As word spread, supporters thronged the capitol’s entrances, lined the walkways encircling the rotunda and turned the Senate chamber’s gallery into a cheering section.
What made the scene so riveting was the woman who was required to speak without a break, without straying from the topic and without even leaning on her antique walnut desk. As time ran out, Republicans deemed her to have violated those rules — including once for being helped with a back brace — and made her give up the floor.
Such was the bedlam, however, that when the 19-10 vote finally happened, it came several minutes too late for a midnight deadline.
That kind of tenacity has also been the story of her life. Davis, 50, became a mother while still in her teens, lived for a time in a trailer park and graduated with honors from Harvard Law School.
As she spoke, Twitter registered 400,000 tweets with the hashtag #standwithwendy. One of them came from the official account of President Obama, and said: “Something special is happening in Austin tonight.”
But it was a rare — and likely temporary — victory for abortion rights advocates.

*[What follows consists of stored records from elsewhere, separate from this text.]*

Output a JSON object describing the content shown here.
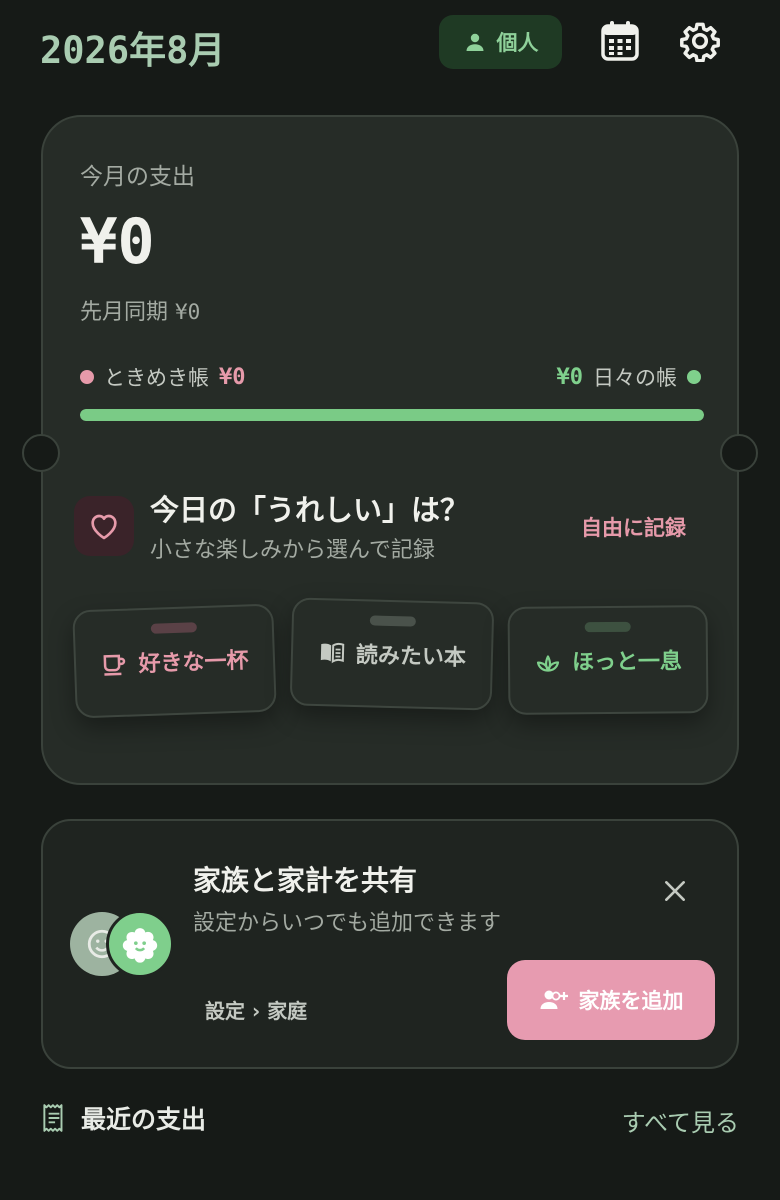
{
  "header": {
    "title": "2026年8月",
    "mode_label": "個人"
  },
  "summary": {
    "label": "今月の支出",
    "amount": "¥0",
    "last_month_label": "先月同期",
    "last_month_value": "¥0",
    "left_name": "ときめき帳",
    "left_value": "¥0",
    "right_name": "日々の帳",
    "right_value": "¥0",
    "bar_fraction_right": 1.0
  },
  "joy": {
    "title": "今日の「うれしい」は？",
    "subtitle": "小さな楽しみから選んで記録",
    "free_link": "自由に記録",
    "chips": [
      {
        "label": "好きな一杯",
        "icon": "cup-icon"
      },
      {
        "label": "読みたい本",
        "icon": "book-icon"
      },
      {
        "label": "ほっと一息",
        "icon": "sprout-icon"
      }
    ]
  },
  "family": {
    "title": "家族と家計を共有",
    "description": "設定からいつでも追加できます",
    "path_a": "設定",
    "path_sep": "›",
    "path_b": "家庭",
    "add_label": "家族を追加"
  },
  "recent": {
    "title": "最近の支出",
    "see_all": "すべて見る"
  },
  "colors": {
    "accent_green": "#7fd08c",
    "accent_pink": "#e69aaa",
    "background": "#161a17",
    "card": "#262c27"
  }
}
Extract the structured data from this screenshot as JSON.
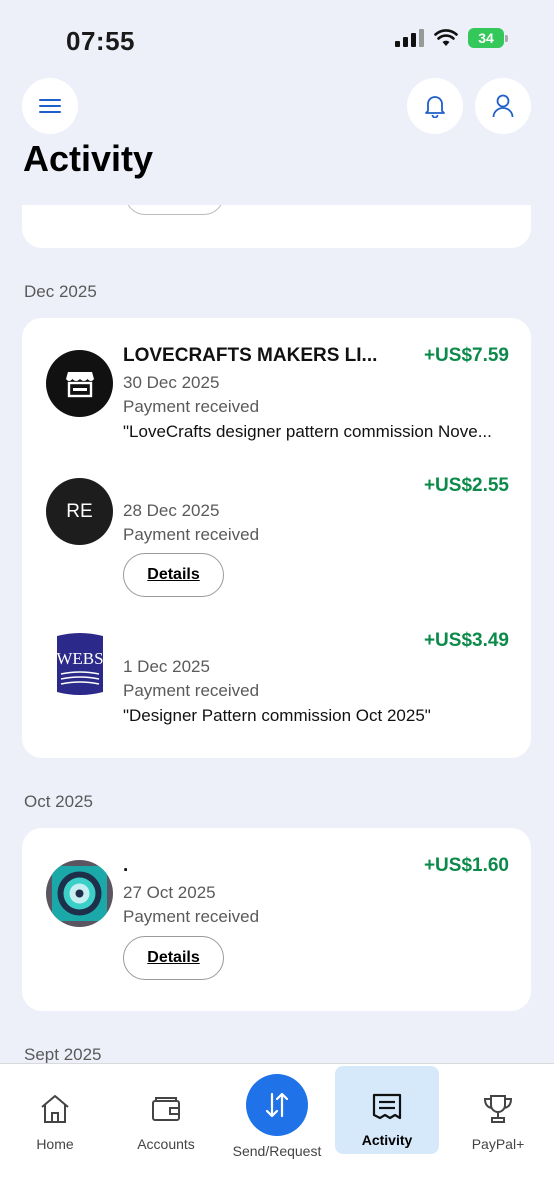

Davis succeeded in running out the clock on the session. So late Wednesday afternoon, Texas Gov. Rick Perry (R) announced that he would call the legislature back for another special session, to begin July 1. The abortion bill appears certain to be considered again, and if the Republican leadership acts quickly enough, it will not be subject to a filibuster.
“Obviously, if he brings that back again and the management in the capitol on both sides manages time better than they did when we started this past special session, that bill will pass,” Davis conceded in an interview.
The legislation would ban abortions after 20 weeks of pregnancy, which is about four weeks before a fetus is viable; mandate abortion clinics to meet the same standards as hospital-style surgical centers; and require doctors who perform the procedure to have admitting privileges at nearby hospitals.
Advocates of the legislation say it is a means of assuring abortion is safe; opponents say it would force nearly every abortion clinic in the state to close.
In the 2012 presidential and Senate elections, Republicans felt a backlash for waging what Democrats branded a “war on women,” particularly on questions involving contraception and abortion.
But there is a political tide pulling in the other direction. During the more than two years since the 2010 elections strengthened Republican power in state capitals across the country, many have moved to put new limitations on abortion.